Interface dataset entries ->
▽

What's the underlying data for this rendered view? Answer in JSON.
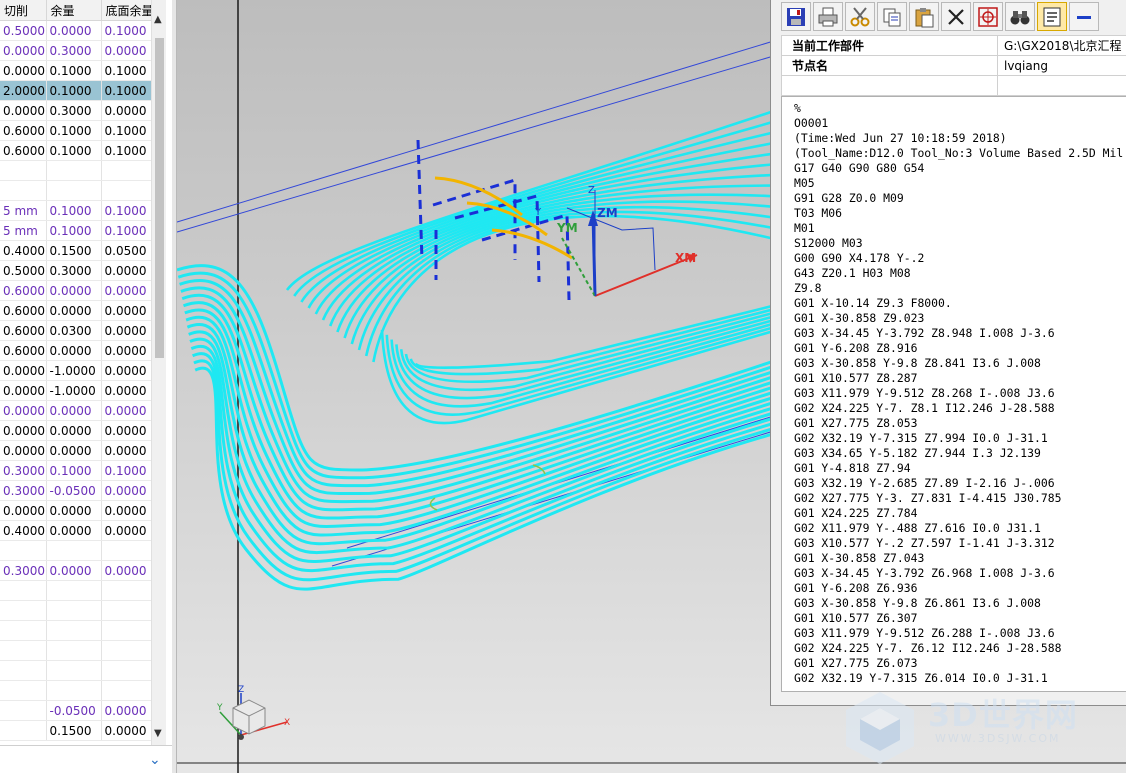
{
  "param_table": {
    "headers": [
      "切削",
      "余量",
      "底面余量"
    ],
    "selected_row": 3,
    "rows": [
      {
        "c": [
          "0.5000",
          "0.0000",
          "0.1000"
        ],
        "purple": true
      },
      {
        "c": [
          "0.0000",
          "0.3000",
          "0.0000"
        ],
        "purple": true
      },
      {
        "c": [
          "0.0000",
          "0.1000",
          "0.1000"
        ],
        "purple": false
      },
      {
        "c": [
          "2.0000",
          "0.1000",
          "0.1000"
        ],
        "purple": false
      },
      {
        "c": [
          "0.0000",
          "0.3000",
          "0.0000"
        ],
        "purple": false
      },
      {
        "c": [
          "0.6000",
          "0.1000",
          "0.1000"
        ],
        "purple": false
      },
      {
        "c": [
          "0.6000",
          "0.1000",
          "0.1000"
        ],
        "purple": false
      },
      {
        "c": [
          "",
          "",
          ""
        ],
        "purple": false
      },
      {
        "c": [
          "",
          "",
          ""
        ],
        "purple": false
      },
      {
        "c": [
          "5 mm",
          "0.1000",
          "0.1000"
        ],
        "purple": true
      },
      {
        "c": [
          "5 mm",
          "0.1000",
          "0.1000"
        ],
        "purple": true
      },
      {
        "c": [
          "0.4000",
          "0.1500",
          "0.0500"
        ],
        "purple": false
      },
      {
        "c": [
          "0.5000",
          "0.3000",
          "0.0000"
        ],
        "purple": false
      },
      {
        "c": [
          "0.6000",
          "0.0000",
          "0.0000"
        ],
        "purple": true
      },
      {
        "c": [
          "0.6000",
          "0.0000",
          "0.0000"
        ],
        "purple": false
      },
      {
        "c": [
          "0.6000",
          "0.0300",
          "0.0000"
        ],
        "purple": false
      },
      {
        "c": [
          "0.6000",
          "0.0000",
          "0.0000"
        ],
        "purple": false
      },
      {
        "c": [
          "0.0000",
          "-1.0000",
          "0.0000"
        ],
        "purple": false
      },
      {
        "c": [
          "0.0000",
          "-1.0000",
          "0.0000"
        ],
        "purple": false
      },
      {
        "c": [
          "0.0000",
          "0.0000",
          "0.0000"
        ],
        "purple": true
      },
      {
        "c": [
          "0.0000",
          "0.0000",
          "0.0000"
        ],
        "purple": false
      },
      {
        "c": [
          "0.0000",
          "0.0000",
          "0.0000"
        ],
        "purple": false
      },
      {
        "c": [
          "0.3000",
          "0.1000",
          "0.1000"
        ],
        "purple": true
      },
      {
        "c": [
          "0.3000",
          "-0.0500",
          "0.0000"
        ],
        "purple": true
      },
      {
        "c": [
          "0.0000",
          "0.0000",
          "0.0000"
        ],
        "purple": false
      },
      {
        "c": [
          "0.4000",
          "0.0000",
          "0.0000"
        ],
        "purple": false
      },
      {
        "c": [
          "",
          "",
          ""
        ],
        "purple": false
      },
      {
        "c": [
          "0.3000",
          "0.0000",
          "0.0000"
        ],
        "purple": true
      },
      {
        "c": [
          "",
          "",
          ""
        ],
        "purple": false
      },
      {
        "c": [
          "",
          "",
          ""
        ],
        "purple": false
      },
      {
        "c": [
          "",
          "",
          ""
        ],
        "purple": false
      },
      {
        "c": [
          "",
          "",
          ""
        ],
        "purple": false
      },
      {
        "c": [
          "",
          "",
          ""
        ],
        "purple": false
      },
      {
        "c": [
          "",
          "",
          ""
        ],
        "purple": false
      },
      {
        "c": [
          "",
          "-0.0500",
          "0.0000"
        ],
        "purple": true
      },
      {
        "c": [
          "",
          "0.1500",
          "0.0000"
        ],
        "purple": false
      }
    ]
  },
  "viewport": {
    "axis_labels": {
      "x": "XM",
      "y": "YM",
      "z": "ZM",
      "z_small": "Z",
      "y_small": "Y"
    },
    "triad": {
      "x": "X",
      "y": "Y",
      "z": "Z"
    }
  },
  "nc_window": {
    "toolbar": [
      {
        "name": "save-icon"
      },
      {
        "name": "print-icon"
      },
      {
        "name": "cut-icon"
      },
      {
        "name": "copy-icon"
      },
      {
        "name": "paste-icon"
      },
      {
        "name": "delete-icon"
      },
      {
        "name": "target-icon"
      },
      {
        "name": "binoculars-icon"
      },
      {
        "name": "wrap-icon",
        "active": true
      },
      {
        "name": "minus-icon"
      }
    ],
    "props": [
      {
        "key": "当前工作部件",
        "value": "G:\\GX2018\\北京汇程"
      },
      {
        "key": "节点名",
        "value": "lvqiang"
      },
      {
        "key": "",
        "value": ""
      }
    ],
    "code": "%\nO0001\n(Time:Wed Jun 27 10:18:59 2018)\n(Tool_Name:D12.0 Tool_No:3 Volume Based 2.5D Mil\nG17 G40 G90 G80 G54\nM05\nG91 G28 Z0.0 M09\nT03 M06\nM01\nS12000 M03\nG00 G90 X4.178 Y-.2\nG43 Z20.1 H03 M08\nZ9.8\nG01 X-10.14 Z9.3 F8000.\nG01 X-30.858 Z9.023\nG03 X-34.45 Y-3.792 Z8.948 I.008 J-3.6\nG01 Y-6.208 Z8.916\nG03 X-30.858 Y-9.8 Z8.841 I3.6 J.008\nG01 X10.577 Z8.287\nG03 X11.979 Y-9.512 Z8.268 I-.008 J3.6\nG02 X24.225 Y-7. Z8.1 I12.246 J-28.588\nG01 X27.775 Z8.053\nG02 X32.19 Y-7.315 Z7.994 I0.0 J-31.1\nG03 X34.65 Y-5.182 Z7.944 I.3 J2.139\nG01 Y-4.818 Z7.94\nG03 X32.19 Y-2.685 Z7.89 I-2.16 J-.006\nG02 X27.775 Y-3. Z7.831 I-4.415 J30.785\nG01 X24.225 Z7.784\nG02 X11.979 Y-.488 Z7.616 I0.0 J31.1\nG03 X10.577 Y-.2 Z7.597 I-1.41 J-3.312\nG01 X-30.858 Z7.043\nG03 X-34.45 Y-3.792 Z6.968 I.008 J-3.6\nG01 Y-6.208 Z6.936\nG03 X-30.858 Y-9.8 Z6.861 I3.6 J.008\nG01 X10.577 Z6.307\nG03 X11.979 Y-9.512 Z6.288 I-.008 J3.6\nG02 X24.225 Y-7. Z6.12 I12.246 J-28.588\nG01 X27.775 Z6.073\nG02 X32.19 Y-7.315 Z6.014 I0.0 J-31.1"
  },
  "watermark": {
    "title": "3D世界网",
    "url": "WWW.3DSJW.COM"
  },
  "colors": {
    "toolpath": "#1fe8f2",
    "selected_row": "#99c3d3",
    "purple_text": "#6a2fb8",
    "axis_x": "#e0302a",
    "axis_z": "#1c3fc7"
  }
}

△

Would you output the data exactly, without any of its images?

Answer below ->
What's the underlying data for this rendered view? Answer in JSON.
{
  "param_table": {
    "headers": [
      "切削",
      "余量",
      "底面余量"
    ],
    "selected_row": 3,
    "rows": [
      {
        "c": [
          "0.5000",
          "0.0000",
          "0.1000"
        ],
        "purple": true
      },
      {
        "c": [
          "0.0000",
          "0.3000",
          "0.0000"
        ],
        "purple": true
      },
      {
        "c": [
          "0.0000",
          "0.1000",
          "0.1000"
        ],
        "purple": false
      },
      {
        "c": [
          "2.0000",
          "0.1000",
          "0.1000"
        ],
        "purple": false
      },
      {
        "c": [
          "0.0000",
          "0.3000",
          "0.0000"
        ],
        "purple": false
      },
      {
        "c": [
          "0.6000",
          "0.1000",
          "0.1000"
        ],
        "purple": false
      },
      {
        "c": [
          "0.6000",
          "0.1000",
          "0.1000"
        ],
        "purple": false
      },
      {
        "c": [
          "",
          "",
          ""
        ],
        "purple": false
      },
      {
        "c": [
          "",
          "",
          ""
        ],
        "purple": false
      },
      {
        "c": [
          "5 mm",
          "0.1000",
          "0.1000"
        ],
        "purple": true
      },
      {
        "c": [
          "5 mm",
          "0.1000",
          "0.1000"
        ],
        "purple": true
      },
      {
        "c": [
          "0.4000",
          "0.1500",
          "0.0500"
        ],
        "purple": false
      },
      {
        "c": [
          "0.5000",
          "0.3000",
          "0.0000"
        ],
        "purple": false
      },
      {
        "c": [
          "0.6000",
          "0.0000",
          "0.0000"
        ],
        "purple": true
      },
      {
        "c": [
          "0.6000",
          "0.0000",
          "0.0000"
        ],
        "purple": false
      },
      {
        "c": [
          "0.6000",
          "0.0300",
          "0.0000"
        ],
        "purple": false
      },
      {
        "c": [
          "0.6000",
          "0.0000",
          "0.0000"
        ],
        "purple": false
      },
      {
        "c": [
          "0.0000",
          "-1.0000",
          "0.0000"
        ],
        "purple": false
      },
      {
        "c": [
          "0.0000",
          "-1.0000",
          "0.0000"
        ],
        "purple": false
      },
      {
        "c": [
          "0.0000",
          "0.0000",
          "0.0000"
        ],
        "purple": true
      },
      {
        "c": [
          "0.0000",
          "0.0000",
          "0.0000"
        ],
        "purple": false
      },
      {
        "c": [
          "0.0000",
          "0.0000",
          "0.0000"
        ],
        "purple": false
      },
      {
        "c": [
          "0.3000",
          "0.1000",
          "0.1000"
        ],
        "purple": true
      },
      {
        "c": [
          "0.3000",
          "-0.0500",
          "0.0000"
        ],
        "purple": true
      },
      {
        "c": [
          "0.0000",
          "0.0000",
          "0.0000"
        ],
        "purple": false
      },
      {
        "c": [
          "0.4000",
          "0.0000",
          "0.0000"
        ],
        "purple": false
      },
      {
        "c": [
          "",
          "",
          ""
        ],
        "purple": false
      },
      {
        "c": [
          "0.3000",
          "0.0000",
          "0.0000"
        ],
        "purple": true
      },
      {
        "c": [
          "",
          "",
          ""
        ],
        "purple": false
      },
      {
        "c": [
          "",
          "",
          ""
        ],
        "purple": false
      },
      {
        "c": [
          "",
          "",
          ""
        ],
        "purple": false
      },
      {
        "c": [
          "",
          "",
          ""
        ],
        "purple": false
      },
      {
        "c": [
          "",
          "",
          ""
        ],
        "purple": false
      },
      {
        "c": [
          "",
          "",
          ""
        ],
        "purple": false
      },
      {
        "c": [
          "",
          "-0.0500",
          "0.0000"
        ],
        "purple": true
      },
      {
        "c": [
          "",
          "0.1500",
          "0.0000"
        ],
        "purple": false
      }
    ]
  },
  "viewport": {
    "axis_labels": {
      "x": "XM",
      "y": "YM",
      "z": "ZM",
      "z_small": "Z",
      "y_small": "Y"
    },
    "triad": {
      "x": "X",
      "y": "Y",
      "z": "Z"
    }
  },
  "nc_window": {
    "toolbar": [
      {
        "name": "save-icon"
      },
      {
        "name": "print-icon"
      },
      {
        "name": "cut-icon"
      },
      {
        "name": "copy-icon"
      },
      {
        "name": "paste-icon"
      },
      {
        "name": "delete-icon"
      },
      {
        "name": "target-icon"
      },
      {
        "name": "binoculars-icon"
      },
      {
        "name": "wrap-icon",
        "active": true
      },
      {
        "name": "minus-icon"
      }
    ],
    "props": [
      {
        "key": "当前工作部件",
        "value": "G:\\GX2018\\北京汇程"
      },
      {
        "key": "节点名",
        "value": "lvqiang"
      },
      {
        "key": "",
        "value": ""
      }
    ],
    "code": "%\nO0001\n(Time:Wed Jun 27 10:18:59 2018)\n(Tool_Name:D12.0 Tool_No:3 Volume Based 2.5D Mil\nG17 G40 G90 G80 G54\nM05\nG91 G28 Z0.0 M09\nT03 M06\nM01\nS12000 M03\nG00 G90 X4.178 Y-.2\nG43 Z20.1 H03 M08\nZ9.8\nG01 X-10.14 Z9.3 F8000.\nG01 X-30.858 Z9.023\nG03 X-34.45 Y-3.792 Z8.948 I.008 J-3.6\nG01 Y-6.208 Z8.916\nG03 X-30.858 Y-9.8 Z8.841 I3.6 J.008\nG01 X10.577 Z8.287\nG03 X11.979 Y-9.512 Z8.268 I-.008 J3.6\nG02 X24.225 Y-7. Z8.1 I12.246 J-28.588\nG01 X27.775 Z8.053\nG02 X32.19 Y-7.315 Z7.994 I0.0 J-31.1\nG03 X34.65 Y-5.182 Z7.944 I.3 J2.139\nG01 Y-4.818 Z7.94\nG03 X32.19 Y-2.685 Z7.89 I-2.16 J-.006\nG02 X27.775 Y-3. Z7.831 I-4.415 J30.785\nG01 X24.225 Z7.784\nG02 X11.979 Y-.488 Z7.616 I0.0 J31.1\nG03 X10.577 Y-.2 Z7.597 I-1.41 J-3.312\nG01 X-30.858 Z7.043\nG03 X-34.45 Y-3.792 Z6.968 I.008 J-3.6\nG01 Y-6.208 Z6.936\nG03 X-30.858 Y-9.8 Z6.861 I3.6 J.008\nG01 X10.577 Z6.307\nG03 X11.979 Y-9.512 Z6.288 I-.008 J3.6\nG02 X24.225 Y-7. Z6.12 I12.246 J-28.588\nG01 X27.775 Z6.073\nG02 X32.19 Y-7.315 Z6.014 I0.0 J-31.1"
  },
  "watermark": {
    "title": "3D世界网",
    "url": "WWW.3DSJW.COM"
  },
  "colors": {
    "toolpath": "#1fe8f2",
    "selected_row": "#99c3d3",
    "purple_text": "#6a2fb8",
    "axis_x": "#e0302a",
    "axis_z": "#1c3fc7"
  }
}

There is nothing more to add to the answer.